» **Data records**
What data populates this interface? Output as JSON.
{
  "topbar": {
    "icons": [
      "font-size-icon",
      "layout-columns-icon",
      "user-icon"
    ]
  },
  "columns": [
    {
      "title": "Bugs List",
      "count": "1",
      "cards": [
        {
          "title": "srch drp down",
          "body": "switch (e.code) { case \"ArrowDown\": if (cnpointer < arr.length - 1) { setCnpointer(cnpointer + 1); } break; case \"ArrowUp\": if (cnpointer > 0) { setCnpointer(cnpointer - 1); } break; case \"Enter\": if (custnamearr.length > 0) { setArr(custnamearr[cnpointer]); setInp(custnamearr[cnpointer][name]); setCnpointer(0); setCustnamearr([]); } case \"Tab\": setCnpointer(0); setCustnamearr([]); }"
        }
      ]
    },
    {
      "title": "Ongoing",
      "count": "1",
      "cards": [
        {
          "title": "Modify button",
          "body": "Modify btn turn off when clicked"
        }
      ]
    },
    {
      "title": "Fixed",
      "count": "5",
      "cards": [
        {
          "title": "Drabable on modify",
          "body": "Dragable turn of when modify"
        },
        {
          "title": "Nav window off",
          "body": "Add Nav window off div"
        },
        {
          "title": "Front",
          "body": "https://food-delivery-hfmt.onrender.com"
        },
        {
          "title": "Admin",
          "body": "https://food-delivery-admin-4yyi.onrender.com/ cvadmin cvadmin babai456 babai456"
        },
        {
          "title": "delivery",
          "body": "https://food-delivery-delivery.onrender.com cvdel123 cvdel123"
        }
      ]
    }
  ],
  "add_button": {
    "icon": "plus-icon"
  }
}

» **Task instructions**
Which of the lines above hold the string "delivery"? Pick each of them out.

» **Solution for this task**
          "body": "https://food-delivery-hfmt.onrender.com"
          "body": "https://food-delivery-admin-4yyi.onrender.com/ cvadmin cvadmin babai456 babai456"
          "title": "delivery",
          "body": "https://food-delivery-delivery.onrender.com cvdel123 cvdel123"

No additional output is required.